What is a partial mastectomy?
A partial mastectomy or lumpectomy is an operation in which the surgeon removes the tumour along with some of the healthy breast tissue around it. This may be followed by a course of radiation to the remaining breast tissue.
Who is partial mastectomy suitable for?
A partial mastectomy is suitable for women who are medically able to undergo mastectomy surgery and follow-up treatments, and who have a tumour less than 3 centimeters across. Their breasts need to have enough tissue so that they will not become misshapen after removing some of tissue surrounding the tumour. This type of mastectomy surgery is not suitable for those who have had radiation to the same breast or for pregnant women and those with multiple breast tumours.
Why is a partial mastectomy done?
A partial mastectomy produces a better cosmetic result than a full mastectomy, but is only suitable for those women who meet the above criteria.
What is the process?
Partial mastectomy surgery normally takes one to two hours and is performed under general anesthesia. Lymph nodes are often assessed when the breast tissue is removed. Often a blue dye or small amount of radioactive material is injected which helps to identify which lymph nodes need to be removed and tested. Small metallic clips are situated inside the breast to mark the area to be treated by the radiotherapist.
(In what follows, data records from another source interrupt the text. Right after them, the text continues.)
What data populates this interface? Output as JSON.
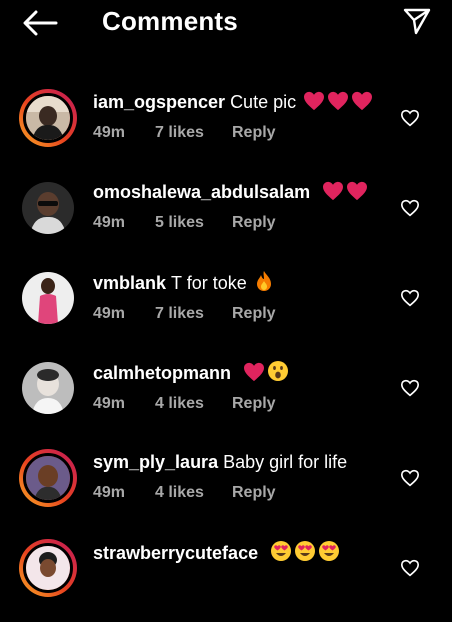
{
  "header": {
    "title": "Comments",
    "back_icon": "arrow-left-icon",
    "send_icon": "paper-plane-icon"
  },
  "colors": {
    "background": "#000000",
    "text": "#ffffff",
    "meta": "#a8a8a8",
    "story_ring": "#e8431f",
    "heart": "#e0245e"
  },
  "comments": [
    {
      "username": "iam_ogspencer",
      "text": "Cute pic",
      "emojis": [
        "red-heart",
        "red-heart",
        "red-heart"
      ],
      "time": "49m",
      "likes": "7 likes",
      "reply": "Reply",
      "story_ring": true
    },
    {
      "username": "omoshalewa_abdulsalam",
      "text": "",
      "emojis": [
        "red-heart",
        "red-heart"
      ],
      "time": "49m",
      "likes": "5 likes",
      "reply": "Reply",
      "story_ring": false
    },
    {
      "username": "vmblank",
      "text": "T for toke",
      "emojis": [
        "fire"
      ],
      "time": "49m",
      "likes": "7 likes",
      "reply": "Reply",
      "story_ring": false
    },
    {
      "username": "calmhetopmann",
      "text": "",
      "emojis": [
        "red-heart",
        "astonished-face"
      ],
      "time": "49m",
      "likes": "4 likes",
      "reply": "Reply",
      "story_ring": false
    },
    {
      "username": "sym_ply_laura",
      "text": "Baby girl for life",
      "emojis": [],
      "time": "49m",
      "likes": "4 likes",
      "reply": "Reply",
      "story_ring": true
    },
    {
      "username": "strawberrycuteface",
      "text": "",
      "emojis": [
        "heart-eyes-face",
        "heart-eyes-face",
        "heart-eyes-face"
      ],
      "time": "",
      "likes": "",
      "reply": "",
      "story_ring": true
    }
  ]
}
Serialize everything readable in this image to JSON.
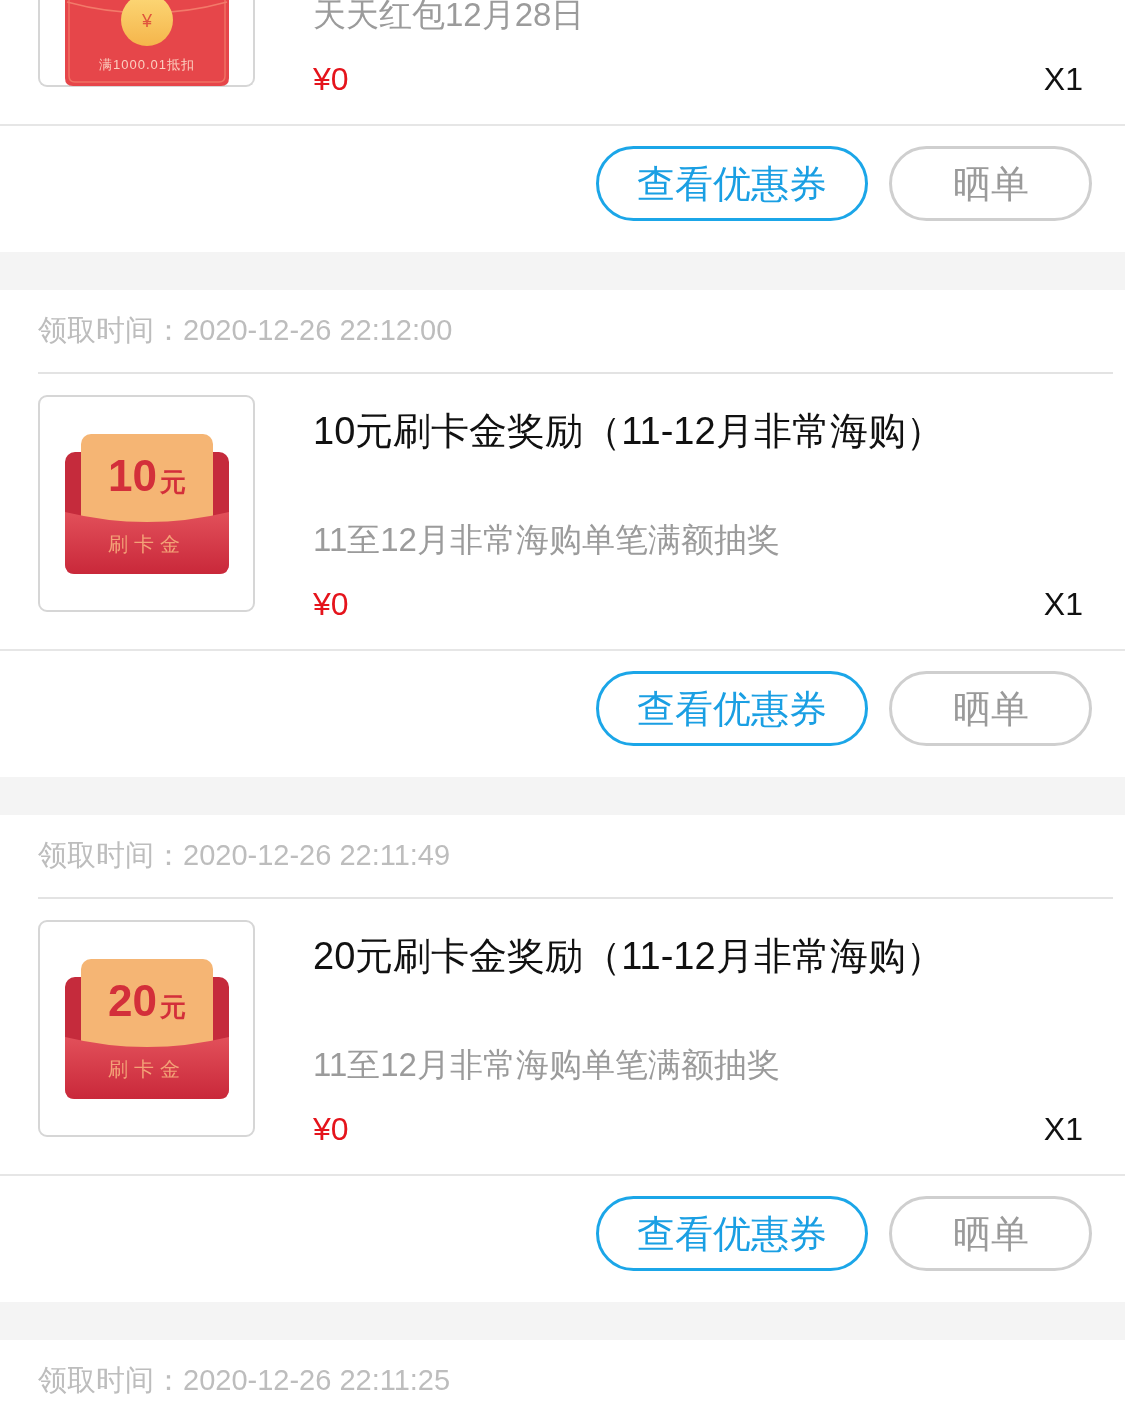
{
  "coupons": [
    {
      "description": "天天红包12月28日",
      "price": "¥0",
      "quantity": "X1",
      "thumbnail": {
        "kind": "red_packet",
        "coin": "¥",
        "caption": "满1000.01抵扣"
      },
      "buttons": [
        {
          "kind": "view_coupon",
          "label": "查看优惠券"
        },
        {
          "kind": "share_order",
          "label": "晒单"
        }
      ]
    },
    {
      "time": "领取时间：2020-12-26 22:12:00",
      "title": "10元刷卡金奖励（11-12月非常海购）",
      "description": "11至12月非常海购单笔满额抽奖",
      "price": "¥0",
      "quantity": "X1",
      "thumbnail": {
        "kind": "envelope",
        "amount": "10",
        "unit": "元",
        "caption": "刷卡金"
      },
      "buttons": [
        {
          "kind": "view_coupon",
          "label": "查看优惠券"
        },
        {
          "kind": "share_order",
          "label": "晒单"
        }
      ]
    },
    {
      "time": "领取时间：2020-12-26 22:11:49",
      "title": "20元刷卡金奖励（11-12月非常海购）",
      "description": "11至12月非常海购单笔满额抽奖",
      "price": "¥0",
      "quantity": "X1",
      "thumbnail": {
        "kind": "envelope",
        "amount": "20",
        "unit": "元",
        "caption": "刷卡金"
      },
      "buttons": [
        {
          "kind": "view_coupon",
          "label": "查看优惠券"
        },
        {
          "kind": "share_order",
          "label": "晒单"
        }
      ]
    },
    {
      "time": "领取时间：2020-12-26 22:11:25"
    }
  ]
}
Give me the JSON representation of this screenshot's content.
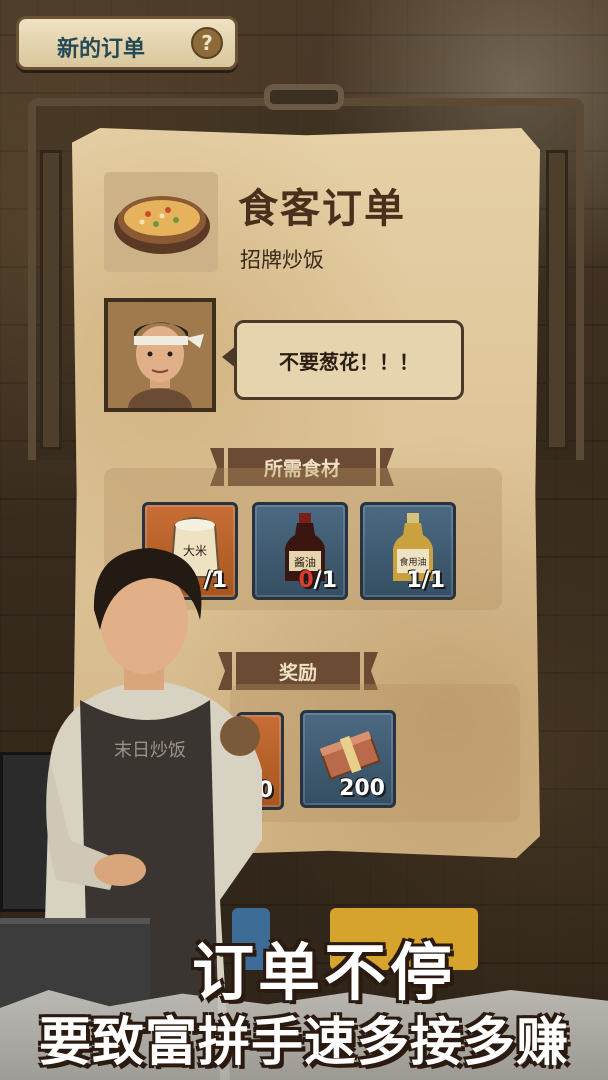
{
  "header": {
    "title": "新的订单",
    "help_icon": "help-icon"
  },
  "order": {
    "title": "食客订单",
    "dish_name": "招牌炒饭",
    "dish_icon": "fried-rice-icon",
    "customer_avatar": "customer-portrait",
    "request": "不要葱花！！！"
  },
  "ingredients": {
    "header": "所需食材",
    "items": [
      {
        "icon": "rice-bag-icon",
        "label": "大米",
        "count_have": "",
        "count_sep": "/1",
        "color": "#c86e36"
      },
      {
        "icon": "soy-sauce-icon",
        "label": "酱油",
        "count_have": "0",
        "count_sep": "/1",
        "color": "#4b6a82"
      },
      {
        "icon": "cooking-oil-icon",
        "label": "食用油",
        "count_have": "1",
        "count_sep": "/1",
        "color": "#4b6a82"
      }
    ]
  },
  "rewards": {
    "header": "奖励",
    "items": [
      {
        "icon": "reward-icon-hidden",
        "value": "0",
        "color": "#c86e36"
      },
      {
        "icon": "cash-stack-icon",
        "value": "200",
        "color": "#4b6a82"
      }
    ]
  },
  "character": {
    "apron_text": "末日炒饭"
  },
  "captions": {
    "line1": "订单不停",
    "line2": "要致富拼手速多接多赚"
  }
}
The removed tissue is sent to the lab to identify the type of cancer, whether the cancer has spread to the lymph nodes, and for additional specialized tests such as HER2.